(Records from a data source)
==========

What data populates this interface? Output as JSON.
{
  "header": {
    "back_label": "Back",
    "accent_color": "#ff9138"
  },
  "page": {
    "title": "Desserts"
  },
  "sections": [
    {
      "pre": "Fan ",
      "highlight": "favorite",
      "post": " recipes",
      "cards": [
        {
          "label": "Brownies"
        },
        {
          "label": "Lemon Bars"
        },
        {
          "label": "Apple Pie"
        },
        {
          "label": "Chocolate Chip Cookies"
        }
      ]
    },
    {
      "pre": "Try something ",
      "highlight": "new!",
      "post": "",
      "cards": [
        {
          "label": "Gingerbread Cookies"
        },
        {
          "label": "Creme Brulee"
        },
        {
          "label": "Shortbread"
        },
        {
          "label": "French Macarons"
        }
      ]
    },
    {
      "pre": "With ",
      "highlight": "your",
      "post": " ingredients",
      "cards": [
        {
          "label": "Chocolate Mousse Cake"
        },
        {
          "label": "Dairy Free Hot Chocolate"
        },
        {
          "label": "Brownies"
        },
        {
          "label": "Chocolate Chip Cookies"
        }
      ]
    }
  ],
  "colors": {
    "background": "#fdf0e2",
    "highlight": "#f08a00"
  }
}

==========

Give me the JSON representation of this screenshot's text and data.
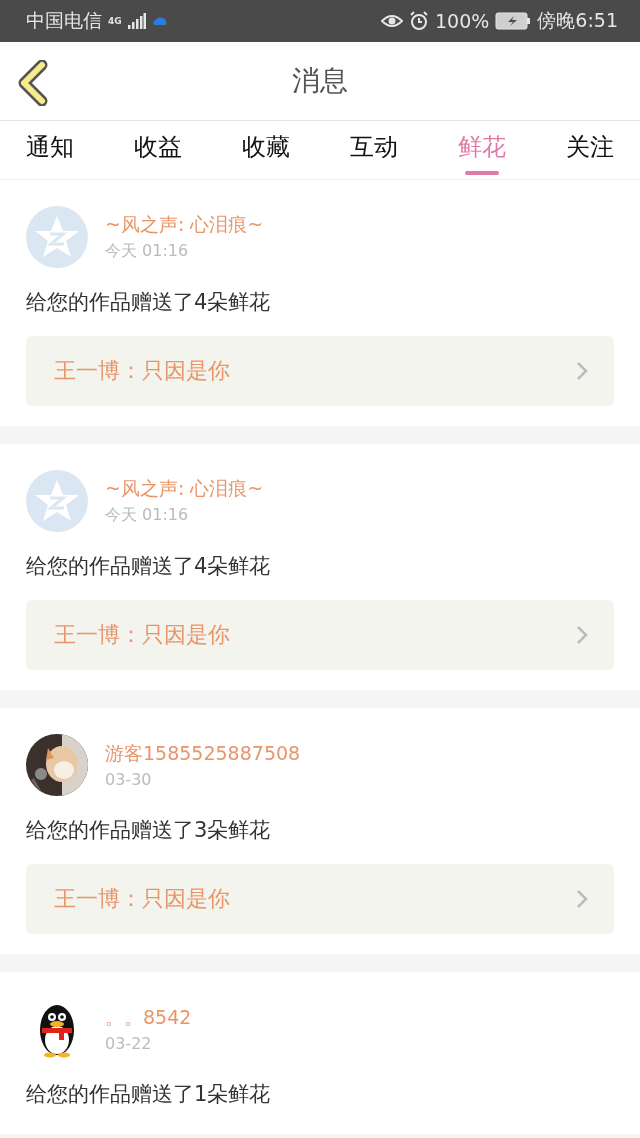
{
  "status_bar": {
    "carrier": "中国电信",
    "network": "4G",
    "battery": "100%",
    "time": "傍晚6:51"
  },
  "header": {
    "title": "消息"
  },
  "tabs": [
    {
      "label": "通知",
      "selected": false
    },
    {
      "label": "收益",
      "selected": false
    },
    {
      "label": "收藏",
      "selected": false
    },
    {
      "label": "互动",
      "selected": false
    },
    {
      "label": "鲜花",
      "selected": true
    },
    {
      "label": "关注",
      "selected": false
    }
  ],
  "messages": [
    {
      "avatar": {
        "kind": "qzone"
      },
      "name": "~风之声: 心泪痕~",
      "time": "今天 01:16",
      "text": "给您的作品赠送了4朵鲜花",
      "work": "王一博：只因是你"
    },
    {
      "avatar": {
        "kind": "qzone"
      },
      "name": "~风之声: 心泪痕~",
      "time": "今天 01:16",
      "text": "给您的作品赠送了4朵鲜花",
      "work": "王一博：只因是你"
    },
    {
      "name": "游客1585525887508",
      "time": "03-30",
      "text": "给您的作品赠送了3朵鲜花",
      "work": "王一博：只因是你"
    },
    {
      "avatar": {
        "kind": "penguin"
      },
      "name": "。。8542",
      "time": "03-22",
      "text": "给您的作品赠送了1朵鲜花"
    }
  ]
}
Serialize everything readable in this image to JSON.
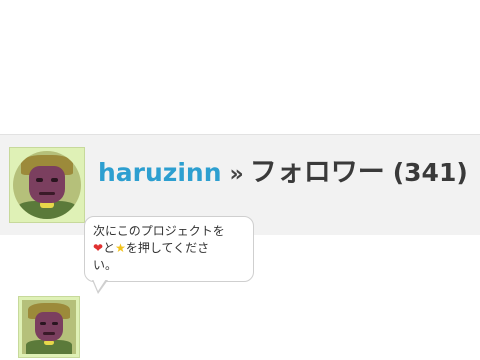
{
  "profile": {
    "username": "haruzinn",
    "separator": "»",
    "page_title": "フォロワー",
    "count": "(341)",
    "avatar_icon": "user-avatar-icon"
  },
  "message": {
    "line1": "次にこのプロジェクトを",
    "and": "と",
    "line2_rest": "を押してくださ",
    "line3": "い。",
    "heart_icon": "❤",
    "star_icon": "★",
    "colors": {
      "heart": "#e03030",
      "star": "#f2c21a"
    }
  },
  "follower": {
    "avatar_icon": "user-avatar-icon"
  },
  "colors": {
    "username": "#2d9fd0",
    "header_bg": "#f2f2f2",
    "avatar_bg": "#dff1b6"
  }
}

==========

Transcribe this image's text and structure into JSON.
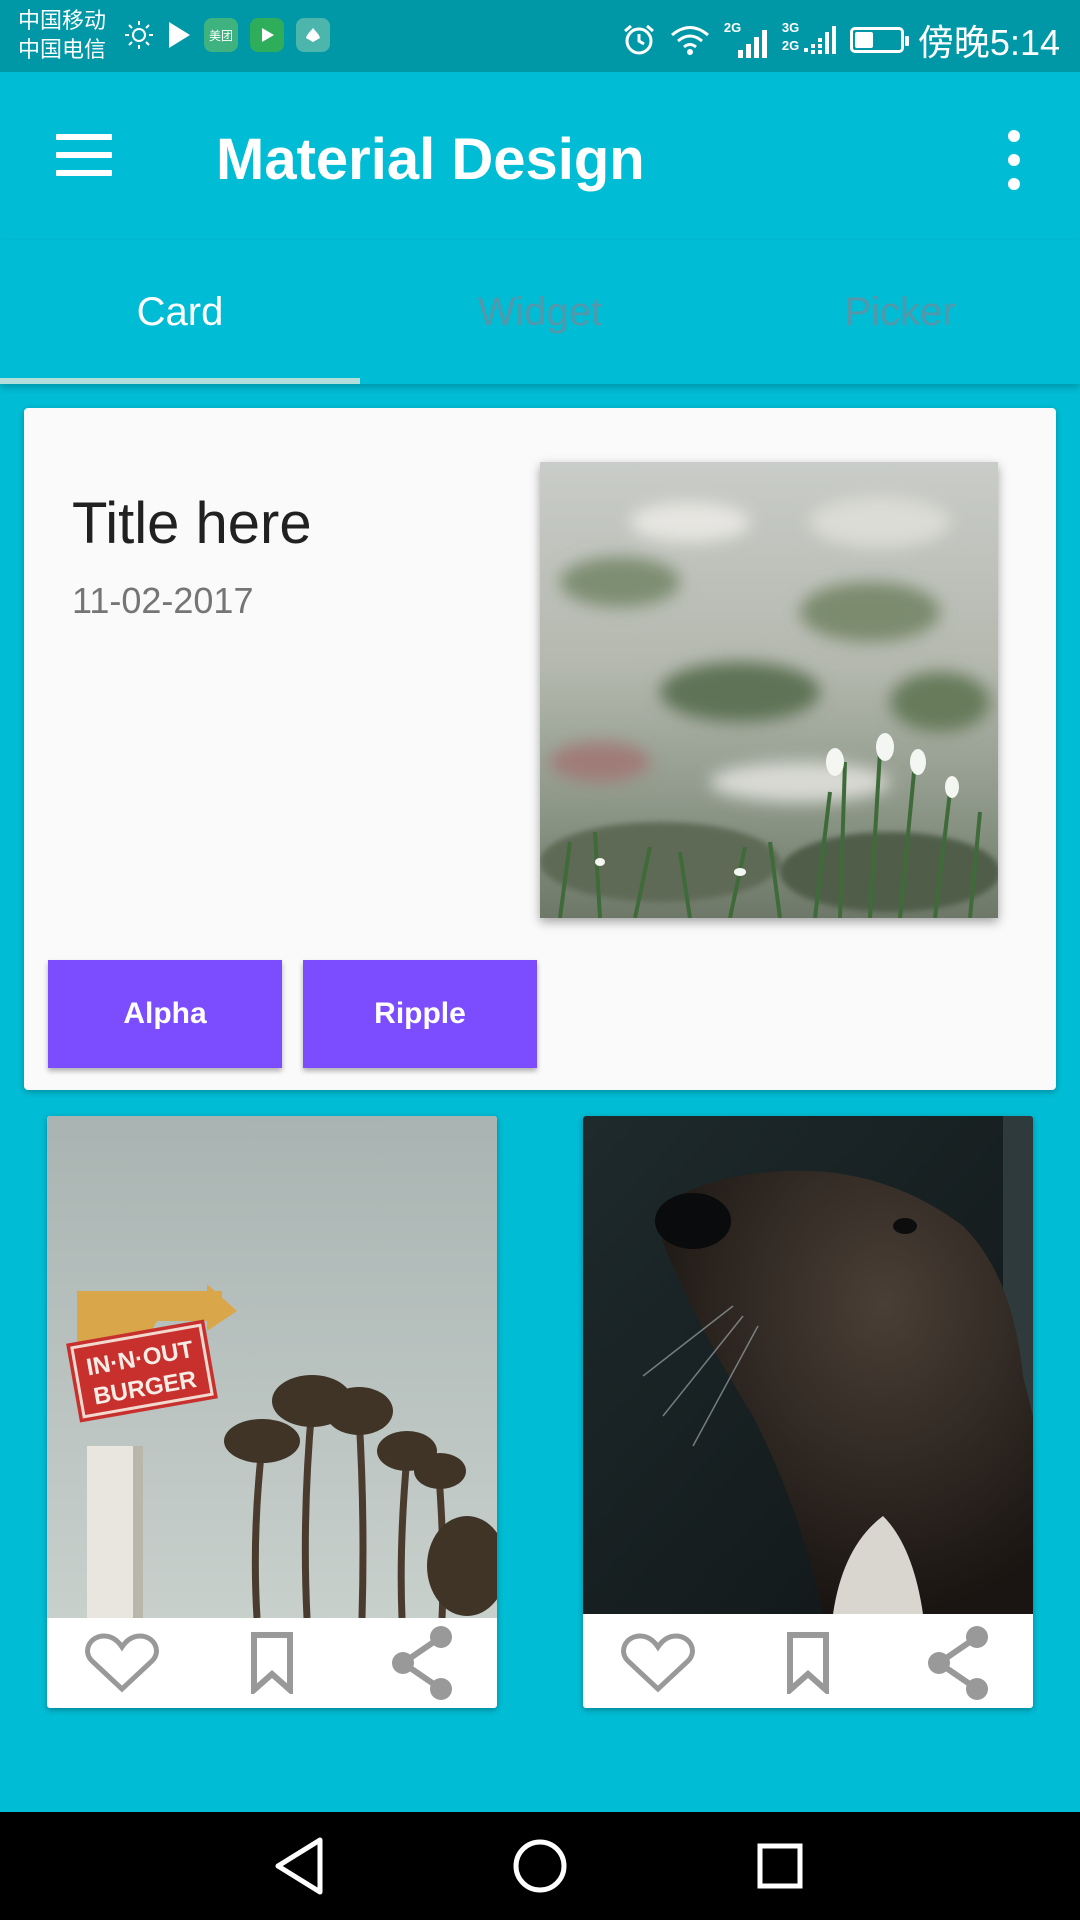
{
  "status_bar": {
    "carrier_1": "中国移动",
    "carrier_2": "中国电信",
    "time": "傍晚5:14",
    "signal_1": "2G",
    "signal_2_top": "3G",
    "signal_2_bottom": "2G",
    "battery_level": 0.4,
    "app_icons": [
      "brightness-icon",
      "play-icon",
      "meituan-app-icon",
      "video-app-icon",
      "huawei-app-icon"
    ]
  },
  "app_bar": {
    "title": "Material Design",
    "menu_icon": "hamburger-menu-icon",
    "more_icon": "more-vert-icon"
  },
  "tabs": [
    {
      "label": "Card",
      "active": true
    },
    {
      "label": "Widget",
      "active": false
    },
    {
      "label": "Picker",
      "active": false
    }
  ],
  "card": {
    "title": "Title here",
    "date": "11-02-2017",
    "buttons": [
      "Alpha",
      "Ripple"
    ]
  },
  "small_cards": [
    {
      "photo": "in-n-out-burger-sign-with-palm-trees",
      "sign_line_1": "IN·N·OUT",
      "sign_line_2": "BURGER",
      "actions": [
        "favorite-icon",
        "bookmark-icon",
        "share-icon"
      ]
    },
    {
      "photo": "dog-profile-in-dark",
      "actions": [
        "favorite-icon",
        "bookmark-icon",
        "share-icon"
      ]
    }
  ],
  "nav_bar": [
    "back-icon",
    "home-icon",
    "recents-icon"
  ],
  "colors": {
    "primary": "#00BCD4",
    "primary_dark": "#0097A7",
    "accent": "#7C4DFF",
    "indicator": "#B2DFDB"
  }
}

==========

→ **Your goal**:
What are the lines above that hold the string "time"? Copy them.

→ **Answer section**:
    "time": "傍晚6:51"
      "time": "今天 01:16",
      "time": "今天 01:16",
      "time": "03-30",
      "time": "03-22",
    "time": "傍晚5:14",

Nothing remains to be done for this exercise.